▶ Supplied material:
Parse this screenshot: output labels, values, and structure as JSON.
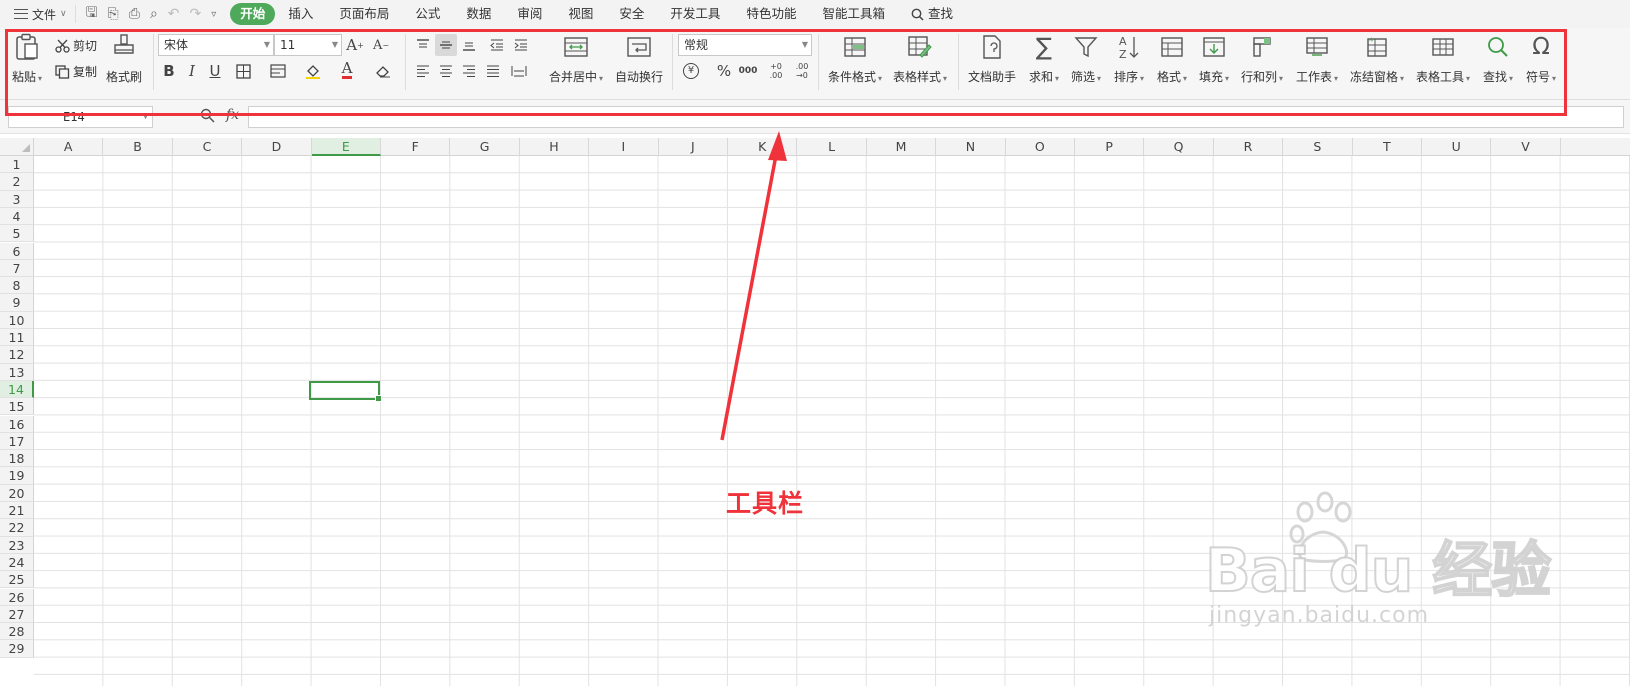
{
  "menubar": {
    "file_label": "文件",
    "tabs": [
      "开始",
      "插入",
      "页面布局",
      "公式",
      "数据",
      "审阅",
      "视图",
      "安全",
      "开发工具",
      "特色功能",
      "智能工具箱"
    ],
    "search_label": "查找"
  },
  "ribbon": {
    "clipboard": {
      "paste": "粘贴",
      "cut": "剪切",
      "copy": "复制",
      "format_painter": "格式刷"
    },
    "font": {
      "font_name": "宋体",
      "font_size": "11",
      "bold": "B",
      "italic": "I",
      "underline": "U",
      "font_color_glyph": "A"
    },
    "alignment": {
      "merge_center": "合并居中",
      "wrap_text": "自动换行"
    },
    "number": {
      "format": "常规",
      "percent": "%",
      "thousands": "000",
      "inc_decimal": "+0 .00",
      "dec_decimal": ".00 →0"
    },
    "styles": {
      "conditional_format": "条件格式",
      "table_style": "表格样式"
    },
    "tools": [
      "文档助手",
      "求和",
      "筛选",
      "排序",
      "格式",
      "填充",
      "行和列",
      "工作表",
      "冻结窗格",
      "表格工具",
      "查找",
      "符号"
    ]
  },
  "formula_bar": {
    "name_box": "E14",
    "fx": "fx",
    "value": ""
  },
  "sheet": {
    "columns": [
      "A",
      "B",
      "C",
      "D",
      "E",
      "F",
      "G",
      "H",
      "I",
      "J",
      "K",
      "L",
      "M",
      "N",
      "O",
      "P",
      "Q",
      "R",
      "S",
      "T",
      "U",
      "V"
    ],
    "rows": [
      "1",
      "2",
      "3",
      "4",
      "5",
      "6",
      "7",
      "8",
      "9",
      "10",
      "11",
      "12",
      "13",
      "14",
      "15",
      "16",
      "17",
      "18",
      "19",
      "20",
      "21",
      "22",
      "23",
      "24",
      "25",
      "26",
      "27",
      "28",
      "29"
    ],
    "active_column": "E",
    "active_row": "14"
  },
  "annotation": {
    "label": "工具栏",
    "color": "#f0333a"
  },
  "watermark": {
    "brand": "Bai du 经验",
    "url": "jingyan.baidu.com"
  },
  "colors": {
    "accent": "#4fa95a",
    "annotation": "#f0333a"
  }
}
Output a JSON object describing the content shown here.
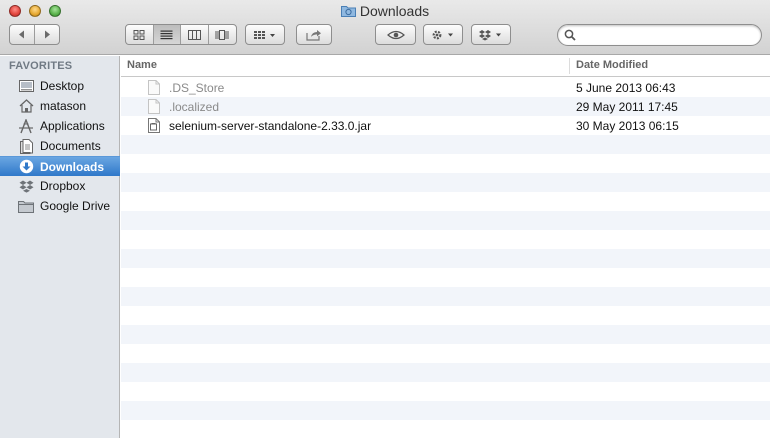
{
  "window": {
    "title": "Downloads"
  },
  "search": {
    "value": "",
    "placeholder": ""
  },
  "sidebar": {
    "heading": "FAVORITES",
    "items": [
      {
        "label": "Desktop",
        "icon": "desktop-icon",
        "selected": false
      },
      {
        "label": "matason",
        "icon": "home-icon",
        "selected": false
      },
      {
        "label": "Applications",
        "icon": "applications-icon",
        "selected": false
      },
      {
        "label": "Documents",
        "icon": "documents-icon",
        "selected": false
      },
      {
        "label": "Downloads",
        "icon": "downloads-icon",
        "selected": true
      },
      {
        "label": "Dropbox",
        "icon": "dropbox-icon",
        "selected": false
      },
      {
        "label": "Google Drive",
        "icon": "folder-icon",
        "selected": false
      }
    ]
  },
  "list": {
    "columns": {
      "name": "Name",
      "date_modified": "Date Modified"
    },
    "files": [
      {
        "name": ".DS_Store",
        "date_modified": "5 June 2013 06:43",
        "hidden": true
      },
      {
        "name": ".localized",
        "date_modified": "29 May 2011 17:45",
        "hidden": true
      },
      {
        "name": "selenium-server-standalone-2.33.0.jar",
        "date_modified": "30 May 2013 06:15",
        "hidden": false
      }
    ]
  },
  "colors": {
    "selection": "#3a82d0",
    "sidebar_bg": "#e3e7ec",
    "alt_row": "#f2f5fa"
  }
}
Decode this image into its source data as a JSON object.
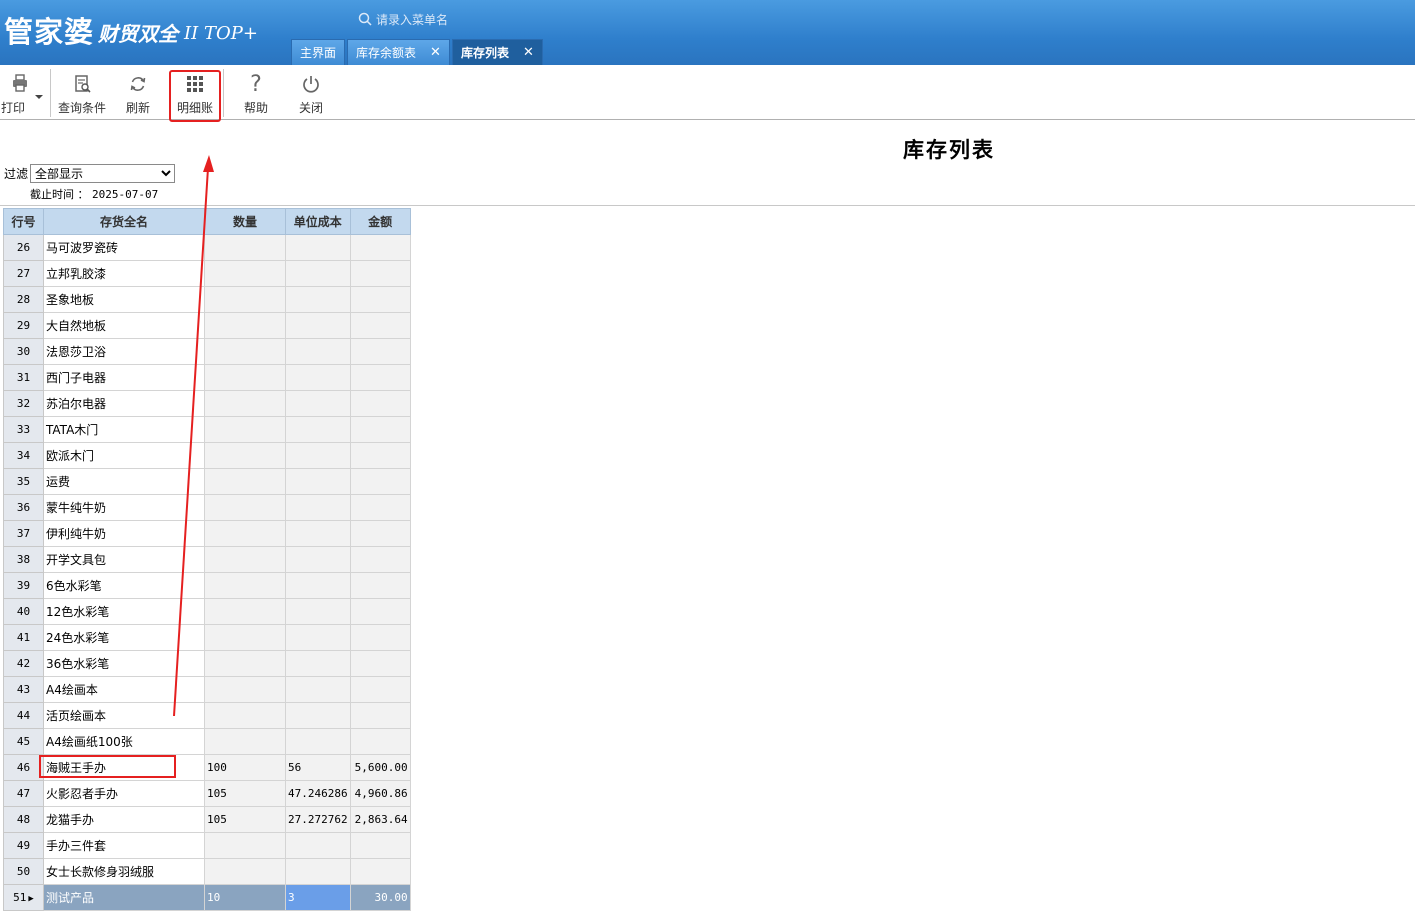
{
  "app": {
    "logo_main": "管家婆",
    "logo_sub": "财贸双全",
    "logo_version": "II TOP+"
  },
  "search": {
    "placeholder": "请录入菜单名"
  },
  "tabs": [
    {
      "label": "主界面",
      "closable": false,
      "active": false
    },
    {
      "label": "库存余额表",
      "closable": true,
      "active": false
    },
    {
      "label": "库存列表",
      "closable": true,
      "active": true
    }
  ],
  "toolbar": {
    "print": "打印",
    "query": "查询条件",
    "refresh": "刷新",
    "detail": "明细账",
    "help": "帮助",
    "close": "关闭"
  },
  "report": {
    "title": "库存列表",
    "filter_label": "过滤",
    "filter_value": "全部显示",
    "cutoff_label": "截止时间 ：",
    "cutoff_date": "2025-07-07"
  },
  "table": {
    "headers": [
      "行号",
      "存货全名",
      "数量",
      "单位成本",
      "金额"
    ],
    "rows": [
      [
        "26",
        "马可波罗瓷砖",
        "",
        "",
        ""
      ],
      [
        "27",
        "立邦乳胶漆",
        "",
        "",
        ""
      ],
      [
        "28",
        "圣象地板",
        "",
        "",
        ""
      ],
      [
        "29",
        "大自然地板",
        "",
        "",
        ""
      ],
      [
        "30",
        "法恩莎卫浴",
        "",
        "",
        ""
      ],
      [
        "31",
        "西门子电器",
        "",
        "",
        ""
      ],
      [
        "32",
        "苏泊尔电器",
        "",
        "",
        ""
      ],
      [
        "33",
        "TATA木门",
        "",
        "",
        ""
      ],
      [
        "34",
        "欧派木门",
        "",
        "",
        ""
      ],
      [
        "35",
        "运费",
        "",
        "",
        ""
      ],
      [
        "36",
        "蒙牛纯牛奶",
        "",
        "",
        ""
      ],
      [
        "37",
        "伊利纯牛奶",
        "",
        "",
        ""
      ],
      [
        "38",
        "开学文具包",
        "",
        "",
        ""
      ],
      [
        "39",
        "6色水彩笔",
        "",
        "",
        ""
      ],
      [
        "40",
        "12色水彩笔",
        "",
        "",
        ""
      ],
      [
        "41",
        "24色水彩笔",
        "",
        "",
        ""
      ],
      [
        "42",
        "36色水彩笔",
        "",
        "",
        ""
      ],
      [
        "43",
        "A4绘画本",
        "",
        "",
        ""
      ],
      [
        "44",
        "活页绘画本",
        "",
        "",
        ""
      ],
      [
        "45",
        "A4绘画纸100张",
        "",
        "",
        ""
      ],
      [
        "46",
        "海贼王手办",
        "100",
        "56",
        "5,600.00"
      ],
      [
        "47",
        "火影忍者手办",
        "105",
        "47.246286",
        "4,960.86"
      ],
      [
        "48",
        "龙猫手办",
        "105",
        "27.272762",
        "2,863.64"
      ],
      [
        "49",
        "手办三件套",
        "",
        "",
        ""
      ],
      [
        "50",
        "女士长款修身羽绒服",
        "",
        "",
        ""
      ],
      [
        "51",
        "测试产品",
        "10",
        "3",
        "30.00"
      ]
    ],
    "selected_row": "51"
  },
  "colors": {
    "header_blue": "#2f7fcc",
    "annotation_red": "#e52020",
    "grid_header": "#c3d9ee",
    "selected_row": "#8aa4c0"
  }
}
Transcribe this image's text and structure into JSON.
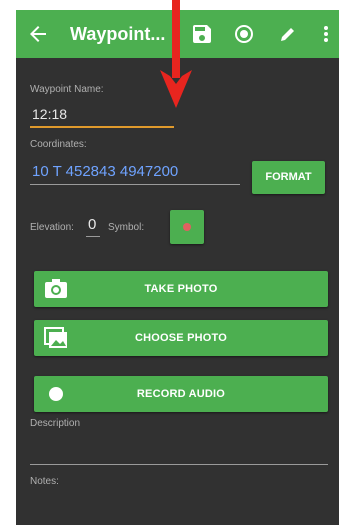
{
  "toolbar": {
    "back_icon": "arrow-left-icon",
    "title": "Waypoint...",
    "icons": [
      "save-icon",
      "radio-target-icon",
      "edit-pencil-icon",
      "more-vert-icon"
    ]
  },
  "form": {
    "waypoint_name_label": "Waypoint Name:",
    "waypoint_name_value": "12:18",
    "coordinates_label": "Coordinates:",
    "coordinates_value": "10 T 452843 4947200",
    "format_button": "FORMAT",
    "elevation_label": "Elevation:",
    "elevation_value": "0",
    "symbol_label": "Symbol:",
    "symbol_color": "#e06060"
  },
  "buttons": {
    "take_photo": "TAKE PHOTO",
    "choose_photo": "CHOOSE PHOTO",
    "record_audio": "RECORD AUDIO"
  },
  "fields": {
    "description_label": "Description",
    "notes_label": "Notes:"
  },
  "colors": {
    "accent": "#4caf50",
    "background": "#313131",
    "cursor_underline": "#e09a2c",
    "annotation_arrow": "#e8251f"
  }
}
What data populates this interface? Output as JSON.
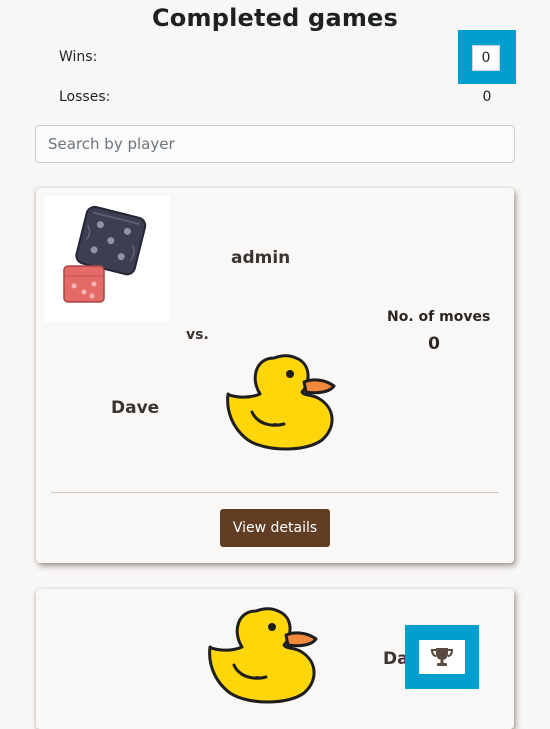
{
  "page": {
    "title": "Completed games"
  },
  "stats": {
    "wins_label": "Wins:",
    "wins_value": "0",
    "losses_label": "Losses:",
    "losses_value": "0"
  },
  "search": {
    "placeholder": "Search by player",
    "value": ""
  },
  "games": [
    {
      "player_top": "admin",
      "vs_label": "vs.",
      "player_bottom": "Dave",
      "moves_label": "No. of moves",
      "moves_value": "0",
      "details_label": "View details",
      "thumbnail_icon": "dice-icon",
      "avatar_icon": "rubber-duck-icon"
    },
    {
      "player": "Dave",
      "avatar_icon": "rubber-duck-icon",
      "winner_icon": "trophy-icon"
    }
  ],
  "colors": {
    "accent_highlight": "#009fd0",
    "button_brown": "#613d24",
    "duck_yellow": "#ffd60a",
    "duck_beak": "#f28a3c"
  }
}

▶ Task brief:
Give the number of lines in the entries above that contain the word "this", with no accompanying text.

▶ Solution:
4